## EXERCISE DIRECTIONS
How many lines in the records below include "Custom"? Answer with the number only.

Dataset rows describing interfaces
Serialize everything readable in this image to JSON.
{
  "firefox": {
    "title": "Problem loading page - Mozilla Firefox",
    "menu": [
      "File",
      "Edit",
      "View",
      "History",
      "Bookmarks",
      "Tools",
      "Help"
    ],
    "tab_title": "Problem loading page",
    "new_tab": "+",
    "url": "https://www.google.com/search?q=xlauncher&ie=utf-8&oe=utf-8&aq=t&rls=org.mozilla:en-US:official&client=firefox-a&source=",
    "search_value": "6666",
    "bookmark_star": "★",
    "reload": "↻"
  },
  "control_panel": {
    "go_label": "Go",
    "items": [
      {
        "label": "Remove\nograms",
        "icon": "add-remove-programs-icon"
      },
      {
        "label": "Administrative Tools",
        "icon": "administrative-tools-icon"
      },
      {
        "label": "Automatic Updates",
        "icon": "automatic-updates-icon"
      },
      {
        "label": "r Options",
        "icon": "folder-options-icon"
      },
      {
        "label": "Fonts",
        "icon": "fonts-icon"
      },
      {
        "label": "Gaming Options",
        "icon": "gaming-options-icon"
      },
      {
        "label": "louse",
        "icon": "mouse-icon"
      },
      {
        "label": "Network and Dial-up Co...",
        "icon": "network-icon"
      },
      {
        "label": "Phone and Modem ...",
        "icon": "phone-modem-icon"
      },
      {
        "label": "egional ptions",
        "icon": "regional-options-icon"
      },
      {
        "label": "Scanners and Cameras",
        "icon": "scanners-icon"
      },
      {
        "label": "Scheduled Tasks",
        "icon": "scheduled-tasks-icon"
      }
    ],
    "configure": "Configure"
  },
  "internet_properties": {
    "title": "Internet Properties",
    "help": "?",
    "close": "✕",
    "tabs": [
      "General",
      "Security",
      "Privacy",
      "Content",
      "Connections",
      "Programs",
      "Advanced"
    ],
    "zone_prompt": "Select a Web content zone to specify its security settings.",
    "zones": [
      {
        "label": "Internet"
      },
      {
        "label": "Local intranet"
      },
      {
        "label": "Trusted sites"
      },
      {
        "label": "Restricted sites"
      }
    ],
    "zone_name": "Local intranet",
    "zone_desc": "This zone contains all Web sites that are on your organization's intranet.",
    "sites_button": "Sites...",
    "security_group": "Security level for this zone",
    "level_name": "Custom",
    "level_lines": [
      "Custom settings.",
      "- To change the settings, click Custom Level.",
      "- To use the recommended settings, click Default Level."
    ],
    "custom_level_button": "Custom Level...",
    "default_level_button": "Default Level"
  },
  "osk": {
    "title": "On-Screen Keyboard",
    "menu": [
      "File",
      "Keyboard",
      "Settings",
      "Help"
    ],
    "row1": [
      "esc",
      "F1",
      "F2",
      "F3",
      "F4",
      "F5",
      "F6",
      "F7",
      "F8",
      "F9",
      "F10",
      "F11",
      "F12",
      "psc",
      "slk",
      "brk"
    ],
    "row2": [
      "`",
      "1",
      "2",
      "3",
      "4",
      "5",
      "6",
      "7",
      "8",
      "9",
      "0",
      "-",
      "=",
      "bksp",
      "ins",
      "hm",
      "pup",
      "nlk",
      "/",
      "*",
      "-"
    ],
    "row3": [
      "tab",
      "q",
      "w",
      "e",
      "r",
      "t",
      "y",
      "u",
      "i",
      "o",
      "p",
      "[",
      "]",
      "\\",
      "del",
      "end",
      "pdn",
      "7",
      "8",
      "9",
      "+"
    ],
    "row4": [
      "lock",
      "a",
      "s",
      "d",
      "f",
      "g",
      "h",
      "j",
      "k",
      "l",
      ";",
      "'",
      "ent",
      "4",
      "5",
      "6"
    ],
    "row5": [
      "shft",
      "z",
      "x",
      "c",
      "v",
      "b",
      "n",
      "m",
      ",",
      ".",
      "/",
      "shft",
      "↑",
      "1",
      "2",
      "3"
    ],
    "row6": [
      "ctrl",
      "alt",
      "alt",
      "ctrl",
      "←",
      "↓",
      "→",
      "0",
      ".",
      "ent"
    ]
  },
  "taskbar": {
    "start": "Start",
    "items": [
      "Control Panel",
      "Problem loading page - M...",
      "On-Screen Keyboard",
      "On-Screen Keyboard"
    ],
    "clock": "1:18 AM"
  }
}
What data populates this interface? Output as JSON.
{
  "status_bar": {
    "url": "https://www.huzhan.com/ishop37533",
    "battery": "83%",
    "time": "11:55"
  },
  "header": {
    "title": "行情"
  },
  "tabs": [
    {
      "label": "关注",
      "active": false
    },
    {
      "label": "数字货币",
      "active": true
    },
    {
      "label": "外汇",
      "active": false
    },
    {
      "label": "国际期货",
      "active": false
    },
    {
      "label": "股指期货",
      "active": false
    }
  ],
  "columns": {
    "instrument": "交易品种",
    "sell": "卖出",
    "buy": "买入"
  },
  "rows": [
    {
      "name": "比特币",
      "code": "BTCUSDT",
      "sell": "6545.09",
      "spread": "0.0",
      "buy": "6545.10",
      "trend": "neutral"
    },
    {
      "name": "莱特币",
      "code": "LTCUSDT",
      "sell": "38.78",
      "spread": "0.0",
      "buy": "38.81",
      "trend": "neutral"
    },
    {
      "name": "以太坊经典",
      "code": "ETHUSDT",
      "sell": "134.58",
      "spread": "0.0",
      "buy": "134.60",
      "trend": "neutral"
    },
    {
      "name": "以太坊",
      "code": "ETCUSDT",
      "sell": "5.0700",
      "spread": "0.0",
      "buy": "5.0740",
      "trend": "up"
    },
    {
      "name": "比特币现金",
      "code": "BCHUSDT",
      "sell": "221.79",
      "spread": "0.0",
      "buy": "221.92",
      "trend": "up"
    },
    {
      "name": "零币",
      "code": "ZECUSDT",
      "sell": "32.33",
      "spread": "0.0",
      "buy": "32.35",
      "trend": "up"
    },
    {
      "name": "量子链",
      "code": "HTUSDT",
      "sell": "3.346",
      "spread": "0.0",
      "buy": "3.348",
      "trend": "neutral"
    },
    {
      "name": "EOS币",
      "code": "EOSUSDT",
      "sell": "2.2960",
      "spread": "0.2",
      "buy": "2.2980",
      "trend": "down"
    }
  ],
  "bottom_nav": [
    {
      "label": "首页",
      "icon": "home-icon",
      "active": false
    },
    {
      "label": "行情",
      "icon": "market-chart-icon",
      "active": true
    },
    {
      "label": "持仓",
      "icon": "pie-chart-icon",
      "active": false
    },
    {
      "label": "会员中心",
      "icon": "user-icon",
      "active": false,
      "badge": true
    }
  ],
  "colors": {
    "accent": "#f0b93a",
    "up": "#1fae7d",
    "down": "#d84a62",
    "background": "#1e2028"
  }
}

## ANSWER FOR THIS EXERCISE
4